The multicultural dynamics of the Eastern Cape frontier, and the story of the major actors in its drama of transculturation, conflict, and transgression, are foundational in South African history. It was here, after all, as Clifton Crais and Tim Keegan have reminded us, that the South African colonial and racial order came into being, and it was here, too, that major resistance to that order would in due course emerge.1 In this paper, however, my focus will not be on the captains and kings, governors and chiefs, rulers and radicals who at various times decided the fate of the Eastern Cape, be they Xhosa or settlers, Boers or Bushmen, white or black. Rather, I am intrigued by the many shadowy characters in the margin of the story - liminal, unaffiliated, intermediary figures who move in and out of the shadows of the narrative. They are often enigmatic persons of unknown origin and barely known identity, but who equally often suggest that their role in frontier history could have been - and sometimes was - an important one ..

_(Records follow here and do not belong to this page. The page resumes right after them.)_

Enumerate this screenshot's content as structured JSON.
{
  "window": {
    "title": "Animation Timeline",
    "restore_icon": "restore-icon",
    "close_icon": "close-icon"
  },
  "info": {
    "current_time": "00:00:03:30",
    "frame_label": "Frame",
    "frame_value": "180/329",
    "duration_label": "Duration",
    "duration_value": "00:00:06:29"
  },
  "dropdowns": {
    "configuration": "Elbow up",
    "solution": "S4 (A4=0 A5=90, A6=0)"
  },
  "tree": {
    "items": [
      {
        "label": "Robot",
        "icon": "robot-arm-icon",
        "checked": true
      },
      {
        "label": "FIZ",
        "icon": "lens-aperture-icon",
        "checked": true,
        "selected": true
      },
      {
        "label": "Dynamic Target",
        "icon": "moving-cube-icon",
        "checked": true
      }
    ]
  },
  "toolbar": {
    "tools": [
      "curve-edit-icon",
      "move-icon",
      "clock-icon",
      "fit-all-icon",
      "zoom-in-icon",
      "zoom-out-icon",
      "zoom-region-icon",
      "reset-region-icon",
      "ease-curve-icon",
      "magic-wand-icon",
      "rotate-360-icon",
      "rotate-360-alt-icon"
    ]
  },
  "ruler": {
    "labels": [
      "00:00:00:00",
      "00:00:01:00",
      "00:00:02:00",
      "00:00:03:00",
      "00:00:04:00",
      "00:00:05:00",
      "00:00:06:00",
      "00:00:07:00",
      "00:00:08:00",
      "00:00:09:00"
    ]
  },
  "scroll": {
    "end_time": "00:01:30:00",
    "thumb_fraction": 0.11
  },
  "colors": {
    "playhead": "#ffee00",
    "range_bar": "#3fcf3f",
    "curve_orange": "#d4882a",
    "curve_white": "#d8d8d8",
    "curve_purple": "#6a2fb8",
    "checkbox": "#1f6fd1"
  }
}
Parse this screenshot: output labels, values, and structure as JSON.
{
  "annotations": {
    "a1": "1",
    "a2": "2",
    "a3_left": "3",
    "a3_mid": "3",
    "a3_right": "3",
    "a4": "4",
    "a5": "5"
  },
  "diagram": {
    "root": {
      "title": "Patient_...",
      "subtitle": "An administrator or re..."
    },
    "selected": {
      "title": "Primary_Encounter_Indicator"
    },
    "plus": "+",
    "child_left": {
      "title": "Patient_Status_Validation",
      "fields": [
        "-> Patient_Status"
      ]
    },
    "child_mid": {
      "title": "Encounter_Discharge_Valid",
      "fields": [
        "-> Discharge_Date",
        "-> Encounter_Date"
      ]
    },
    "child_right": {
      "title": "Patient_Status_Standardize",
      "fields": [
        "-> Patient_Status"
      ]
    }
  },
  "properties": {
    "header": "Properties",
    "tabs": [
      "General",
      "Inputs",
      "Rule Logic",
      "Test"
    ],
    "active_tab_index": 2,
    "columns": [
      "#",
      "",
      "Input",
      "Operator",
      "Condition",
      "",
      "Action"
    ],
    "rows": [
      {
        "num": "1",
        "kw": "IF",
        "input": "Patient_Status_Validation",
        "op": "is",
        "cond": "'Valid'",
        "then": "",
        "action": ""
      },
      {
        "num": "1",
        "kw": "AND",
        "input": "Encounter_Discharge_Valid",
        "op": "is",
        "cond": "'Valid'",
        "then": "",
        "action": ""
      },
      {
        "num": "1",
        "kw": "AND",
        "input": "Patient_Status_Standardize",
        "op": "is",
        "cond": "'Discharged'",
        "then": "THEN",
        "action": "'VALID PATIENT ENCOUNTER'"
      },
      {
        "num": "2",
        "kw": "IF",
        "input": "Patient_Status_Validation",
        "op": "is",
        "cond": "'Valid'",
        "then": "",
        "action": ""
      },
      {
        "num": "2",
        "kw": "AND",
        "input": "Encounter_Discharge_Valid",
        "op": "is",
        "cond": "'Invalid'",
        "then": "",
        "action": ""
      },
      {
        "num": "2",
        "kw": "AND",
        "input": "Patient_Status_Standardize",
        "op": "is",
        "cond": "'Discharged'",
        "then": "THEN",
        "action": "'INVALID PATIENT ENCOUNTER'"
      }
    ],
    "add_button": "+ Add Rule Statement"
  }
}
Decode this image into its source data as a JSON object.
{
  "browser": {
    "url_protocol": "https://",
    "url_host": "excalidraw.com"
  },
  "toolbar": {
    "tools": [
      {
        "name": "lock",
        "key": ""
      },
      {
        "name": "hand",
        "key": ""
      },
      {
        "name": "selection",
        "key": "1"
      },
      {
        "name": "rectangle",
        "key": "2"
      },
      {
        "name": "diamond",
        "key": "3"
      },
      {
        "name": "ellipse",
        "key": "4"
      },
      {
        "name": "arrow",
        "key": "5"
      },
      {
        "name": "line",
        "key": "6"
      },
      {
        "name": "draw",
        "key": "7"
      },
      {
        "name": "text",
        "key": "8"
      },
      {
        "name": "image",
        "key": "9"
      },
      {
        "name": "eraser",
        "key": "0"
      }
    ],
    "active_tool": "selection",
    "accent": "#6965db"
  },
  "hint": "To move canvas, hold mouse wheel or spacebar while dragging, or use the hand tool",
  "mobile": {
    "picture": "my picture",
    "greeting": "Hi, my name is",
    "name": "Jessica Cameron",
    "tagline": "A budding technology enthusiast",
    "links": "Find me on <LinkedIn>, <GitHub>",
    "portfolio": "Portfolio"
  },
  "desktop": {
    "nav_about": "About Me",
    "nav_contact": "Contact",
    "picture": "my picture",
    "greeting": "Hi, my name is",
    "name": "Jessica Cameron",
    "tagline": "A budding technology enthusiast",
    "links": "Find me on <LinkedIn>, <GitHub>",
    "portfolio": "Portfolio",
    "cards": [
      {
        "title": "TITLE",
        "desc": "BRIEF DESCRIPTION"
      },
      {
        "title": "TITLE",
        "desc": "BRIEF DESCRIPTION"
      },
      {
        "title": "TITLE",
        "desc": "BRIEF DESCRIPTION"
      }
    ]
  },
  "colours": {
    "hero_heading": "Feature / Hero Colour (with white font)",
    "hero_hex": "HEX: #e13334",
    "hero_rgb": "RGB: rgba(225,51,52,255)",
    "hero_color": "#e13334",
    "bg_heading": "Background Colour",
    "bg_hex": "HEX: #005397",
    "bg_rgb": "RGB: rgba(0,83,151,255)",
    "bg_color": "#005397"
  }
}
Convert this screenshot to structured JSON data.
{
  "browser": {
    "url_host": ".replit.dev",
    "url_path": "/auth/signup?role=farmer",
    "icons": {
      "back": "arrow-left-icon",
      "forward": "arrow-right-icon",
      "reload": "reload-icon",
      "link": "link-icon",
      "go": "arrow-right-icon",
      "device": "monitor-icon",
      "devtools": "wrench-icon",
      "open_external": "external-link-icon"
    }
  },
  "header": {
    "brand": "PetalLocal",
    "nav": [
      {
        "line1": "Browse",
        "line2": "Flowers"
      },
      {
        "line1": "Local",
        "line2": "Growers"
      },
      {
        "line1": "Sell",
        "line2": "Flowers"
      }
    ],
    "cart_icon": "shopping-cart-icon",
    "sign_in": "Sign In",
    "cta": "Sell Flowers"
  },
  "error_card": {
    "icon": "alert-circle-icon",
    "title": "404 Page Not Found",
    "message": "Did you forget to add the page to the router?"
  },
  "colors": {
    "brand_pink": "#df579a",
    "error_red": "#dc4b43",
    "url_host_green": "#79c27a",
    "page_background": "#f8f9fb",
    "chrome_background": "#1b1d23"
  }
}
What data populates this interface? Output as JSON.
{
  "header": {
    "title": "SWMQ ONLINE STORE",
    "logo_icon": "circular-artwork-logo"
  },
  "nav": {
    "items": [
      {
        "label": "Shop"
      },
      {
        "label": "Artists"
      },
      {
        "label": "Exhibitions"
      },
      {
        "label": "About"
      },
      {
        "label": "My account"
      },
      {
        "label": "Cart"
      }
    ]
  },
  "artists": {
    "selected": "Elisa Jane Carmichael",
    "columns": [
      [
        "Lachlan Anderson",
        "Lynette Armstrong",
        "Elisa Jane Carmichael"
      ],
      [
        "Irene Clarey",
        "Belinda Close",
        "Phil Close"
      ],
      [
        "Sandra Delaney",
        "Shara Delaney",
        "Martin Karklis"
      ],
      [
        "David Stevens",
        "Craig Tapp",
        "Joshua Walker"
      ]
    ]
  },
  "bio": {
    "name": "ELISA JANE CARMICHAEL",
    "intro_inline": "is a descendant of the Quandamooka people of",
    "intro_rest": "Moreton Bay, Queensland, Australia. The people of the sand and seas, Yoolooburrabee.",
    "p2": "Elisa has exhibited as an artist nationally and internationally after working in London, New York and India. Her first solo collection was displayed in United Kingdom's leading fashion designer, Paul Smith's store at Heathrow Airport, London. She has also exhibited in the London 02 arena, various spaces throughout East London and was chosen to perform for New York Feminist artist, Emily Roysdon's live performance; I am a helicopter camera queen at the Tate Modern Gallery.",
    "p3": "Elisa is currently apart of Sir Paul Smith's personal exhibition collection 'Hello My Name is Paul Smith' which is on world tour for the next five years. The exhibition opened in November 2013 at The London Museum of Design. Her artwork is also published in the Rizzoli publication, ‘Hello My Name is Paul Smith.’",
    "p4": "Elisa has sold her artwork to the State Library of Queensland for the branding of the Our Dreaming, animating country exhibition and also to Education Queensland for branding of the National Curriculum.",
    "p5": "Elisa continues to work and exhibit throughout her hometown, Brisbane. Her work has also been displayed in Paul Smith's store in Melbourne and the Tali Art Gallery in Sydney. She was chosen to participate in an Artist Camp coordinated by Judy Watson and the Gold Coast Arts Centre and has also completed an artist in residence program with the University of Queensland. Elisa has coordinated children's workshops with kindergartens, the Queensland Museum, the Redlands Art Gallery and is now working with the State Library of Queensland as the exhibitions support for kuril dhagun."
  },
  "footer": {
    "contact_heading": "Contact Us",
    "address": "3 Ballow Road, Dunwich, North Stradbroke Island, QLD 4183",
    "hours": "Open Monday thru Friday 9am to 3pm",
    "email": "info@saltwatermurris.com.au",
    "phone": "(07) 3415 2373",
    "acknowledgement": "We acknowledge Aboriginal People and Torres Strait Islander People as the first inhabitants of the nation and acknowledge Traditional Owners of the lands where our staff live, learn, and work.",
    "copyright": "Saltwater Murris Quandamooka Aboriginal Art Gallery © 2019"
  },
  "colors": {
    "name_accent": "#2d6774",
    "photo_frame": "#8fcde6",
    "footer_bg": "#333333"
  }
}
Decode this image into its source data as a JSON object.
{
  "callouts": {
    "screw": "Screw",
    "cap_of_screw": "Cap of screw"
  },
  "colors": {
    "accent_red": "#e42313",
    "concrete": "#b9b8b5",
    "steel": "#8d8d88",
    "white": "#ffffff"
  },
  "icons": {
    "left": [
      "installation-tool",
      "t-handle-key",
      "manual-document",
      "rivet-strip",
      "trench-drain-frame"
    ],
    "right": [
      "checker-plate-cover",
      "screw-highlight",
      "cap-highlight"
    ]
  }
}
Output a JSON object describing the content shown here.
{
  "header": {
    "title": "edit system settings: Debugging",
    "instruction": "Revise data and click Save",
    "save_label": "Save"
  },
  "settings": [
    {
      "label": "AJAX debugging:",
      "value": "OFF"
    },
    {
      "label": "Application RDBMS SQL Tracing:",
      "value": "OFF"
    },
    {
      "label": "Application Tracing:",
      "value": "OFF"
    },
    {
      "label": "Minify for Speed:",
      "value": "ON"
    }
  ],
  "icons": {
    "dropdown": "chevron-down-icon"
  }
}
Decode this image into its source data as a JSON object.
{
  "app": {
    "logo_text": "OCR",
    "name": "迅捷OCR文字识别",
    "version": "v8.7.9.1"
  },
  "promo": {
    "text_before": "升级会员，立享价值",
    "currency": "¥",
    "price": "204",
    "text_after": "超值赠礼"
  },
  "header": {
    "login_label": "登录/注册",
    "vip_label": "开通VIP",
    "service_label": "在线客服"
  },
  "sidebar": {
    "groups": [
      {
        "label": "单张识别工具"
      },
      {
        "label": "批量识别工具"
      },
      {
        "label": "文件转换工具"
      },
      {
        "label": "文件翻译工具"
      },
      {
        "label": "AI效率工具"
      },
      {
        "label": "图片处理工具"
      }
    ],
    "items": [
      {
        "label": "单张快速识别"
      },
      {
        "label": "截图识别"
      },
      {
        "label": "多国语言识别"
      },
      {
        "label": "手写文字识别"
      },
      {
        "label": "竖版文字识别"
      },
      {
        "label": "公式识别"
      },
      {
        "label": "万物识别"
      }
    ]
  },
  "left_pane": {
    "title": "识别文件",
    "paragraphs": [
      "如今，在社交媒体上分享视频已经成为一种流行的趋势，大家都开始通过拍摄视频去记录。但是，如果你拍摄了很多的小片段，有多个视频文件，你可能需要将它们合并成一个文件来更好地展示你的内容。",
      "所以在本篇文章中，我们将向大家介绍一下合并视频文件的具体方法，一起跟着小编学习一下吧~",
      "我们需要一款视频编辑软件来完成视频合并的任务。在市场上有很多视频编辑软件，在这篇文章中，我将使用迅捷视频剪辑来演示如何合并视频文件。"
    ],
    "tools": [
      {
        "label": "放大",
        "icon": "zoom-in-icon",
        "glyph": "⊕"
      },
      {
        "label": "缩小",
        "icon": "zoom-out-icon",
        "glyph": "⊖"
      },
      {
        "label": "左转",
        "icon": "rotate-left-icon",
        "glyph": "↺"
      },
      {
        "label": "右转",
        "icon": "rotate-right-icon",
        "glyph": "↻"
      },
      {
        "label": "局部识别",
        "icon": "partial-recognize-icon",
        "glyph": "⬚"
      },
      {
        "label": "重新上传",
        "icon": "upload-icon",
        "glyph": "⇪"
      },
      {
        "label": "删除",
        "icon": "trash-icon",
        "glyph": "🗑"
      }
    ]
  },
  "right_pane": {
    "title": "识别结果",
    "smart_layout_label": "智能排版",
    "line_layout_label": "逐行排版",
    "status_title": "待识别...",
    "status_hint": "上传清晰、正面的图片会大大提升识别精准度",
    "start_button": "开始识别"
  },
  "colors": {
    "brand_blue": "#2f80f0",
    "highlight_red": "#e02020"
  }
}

Van Wyk Smith, Malvern, Frontier Transculturation and Transgression in the Early Eastern Cape, Kunapipi, 21(3), 1999.